However, there is a problem; and it is one the critics were only too eager to seize upon. Due to her unusual appearance, the Queen was sometimes hypothesized to have had advanced steatopygia  or elephantiasis.
He would have had a motive because his position in the royal lineage was not so strong as to assure his elevation to pharaoh. His reign is marked with attempts to break the royal lineage as well, not recording the names of his queens and eliminating the powerful titles and official roles of royal women, such as God's Wife of Amun.
Regarding one of her wall inscriptions, he wrote, For a general notion of Hatshepsut's appearance at a certain stage of her career, we are indebted to one of those wall inscriptions.
Since many statues of Hatshepsut depicted in this fashion have been put on display in museums and those images have been widely published, viewers who lack an understanding of the religious significance of these depictions have been misled.
Zahi Hawass and brought to Cairo's Egyptian Museum for testing. The broken obelisk was left at its quarrying site in Aswanwhere it still remains.
The promise of resurrection after death was a tenet of the cult of Osiris. A tree in front of Hatshepsut's temple, claimed to have been brought from Punt by Hatshepsut's Expedition which is depicted on the Temple walls.
(CC BY-SA ) Top image: A stone statue of Hatshepsut (CC BY-SA ) and Egyptian soldiers from Hatshepsut's expedition to the Land of Punt as depicted from her temple at Deir el-Bahri. The expedition to Punt seems thus to have been regarded by Hatshepsut as an event of equal importance to her own birth!
This alone would virtually demand that she took part in the trip. Velikovsky quoted several of the surviving Punt inscriptions which he claimed were the words of the Queen herself, speaking in the first person, describing her.
Aug 21, · Watch video · Hatshepsut’s Death and Legacy. Hatshepsut probably died around B.C., when she would have been in her mids.

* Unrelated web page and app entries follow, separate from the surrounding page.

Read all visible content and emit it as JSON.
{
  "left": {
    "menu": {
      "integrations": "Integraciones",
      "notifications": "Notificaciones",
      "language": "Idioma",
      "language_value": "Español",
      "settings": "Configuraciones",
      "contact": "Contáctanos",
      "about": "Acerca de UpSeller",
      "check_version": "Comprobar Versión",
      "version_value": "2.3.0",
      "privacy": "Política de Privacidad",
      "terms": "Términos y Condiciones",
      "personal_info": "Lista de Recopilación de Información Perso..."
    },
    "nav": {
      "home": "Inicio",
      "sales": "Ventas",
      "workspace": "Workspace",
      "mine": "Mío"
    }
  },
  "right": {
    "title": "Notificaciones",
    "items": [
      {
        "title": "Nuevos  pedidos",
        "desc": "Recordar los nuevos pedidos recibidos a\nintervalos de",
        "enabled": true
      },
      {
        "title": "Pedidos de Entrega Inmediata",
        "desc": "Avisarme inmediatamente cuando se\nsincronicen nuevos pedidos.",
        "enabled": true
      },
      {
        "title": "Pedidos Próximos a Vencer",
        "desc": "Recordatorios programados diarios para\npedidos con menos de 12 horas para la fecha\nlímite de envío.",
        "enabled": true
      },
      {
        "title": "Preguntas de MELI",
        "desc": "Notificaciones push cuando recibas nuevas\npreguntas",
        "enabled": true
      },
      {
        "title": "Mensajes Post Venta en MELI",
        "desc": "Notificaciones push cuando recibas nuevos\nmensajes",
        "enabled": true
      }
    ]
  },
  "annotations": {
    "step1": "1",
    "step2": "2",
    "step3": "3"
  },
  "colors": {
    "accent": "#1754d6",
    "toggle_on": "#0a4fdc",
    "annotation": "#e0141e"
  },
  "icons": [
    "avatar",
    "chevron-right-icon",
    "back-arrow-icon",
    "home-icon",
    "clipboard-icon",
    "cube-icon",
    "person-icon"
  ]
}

She was buried in the Valley of the Kings, located in the hills behind Deir el.
Hatshepsut Describe the expedition to Punt in the reign of Hatshepsut. (10 marks) The expedition into punt during the reign of Hatshepsut took place prior to or during the ninth year of her reign and involved a lengthy voyage along the Nile somewhere in the vicinity of present-day Somalia.
Hatshepsut's reign was among the most prosperous in Egyptian history but it is clear that she considered her expedition to Punt among her greatest successes. Watterson describes the importance of Punt to the queen in discussing the reliefs at the temple of Deir al-Bahri.

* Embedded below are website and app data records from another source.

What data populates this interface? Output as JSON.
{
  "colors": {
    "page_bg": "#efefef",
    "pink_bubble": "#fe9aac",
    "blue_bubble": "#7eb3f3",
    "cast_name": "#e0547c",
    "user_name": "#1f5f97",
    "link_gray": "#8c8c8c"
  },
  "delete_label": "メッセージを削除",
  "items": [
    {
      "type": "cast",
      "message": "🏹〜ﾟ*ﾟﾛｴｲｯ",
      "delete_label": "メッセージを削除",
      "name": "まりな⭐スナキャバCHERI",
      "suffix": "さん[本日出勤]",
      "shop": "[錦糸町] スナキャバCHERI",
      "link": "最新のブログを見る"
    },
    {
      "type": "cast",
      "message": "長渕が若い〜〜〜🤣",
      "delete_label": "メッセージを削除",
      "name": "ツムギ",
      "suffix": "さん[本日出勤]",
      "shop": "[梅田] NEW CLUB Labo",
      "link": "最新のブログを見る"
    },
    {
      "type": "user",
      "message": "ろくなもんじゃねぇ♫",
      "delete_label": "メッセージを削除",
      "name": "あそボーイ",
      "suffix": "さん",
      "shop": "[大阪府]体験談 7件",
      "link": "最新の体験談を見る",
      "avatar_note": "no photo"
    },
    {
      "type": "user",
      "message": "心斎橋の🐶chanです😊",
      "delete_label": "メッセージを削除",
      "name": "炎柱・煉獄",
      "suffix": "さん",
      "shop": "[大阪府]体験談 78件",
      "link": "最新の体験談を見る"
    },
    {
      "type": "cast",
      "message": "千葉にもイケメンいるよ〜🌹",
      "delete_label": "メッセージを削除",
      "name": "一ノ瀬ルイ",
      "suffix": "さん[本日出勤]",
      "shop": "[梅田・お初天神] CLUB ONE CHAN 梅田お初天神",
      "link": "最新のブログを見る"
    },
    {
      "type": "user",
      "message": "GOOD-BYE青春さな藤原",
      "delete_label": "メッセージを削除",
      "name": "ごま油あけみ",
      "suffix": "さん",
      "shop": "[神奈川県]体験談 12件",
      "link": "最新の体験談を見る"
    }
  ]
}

A tree in front of the Mortuary Temple of Hatshepsut, claimed to have been brought from Punt by Hatshepsut's expedition, which is depicted on the temple walls Hatshepsut re-established the trade networks that had been disrupted during the Hyksos occupation of Egypt during the Second Intermediate Period, thereby building the wealth of the.Hatshepsut s expedition to punt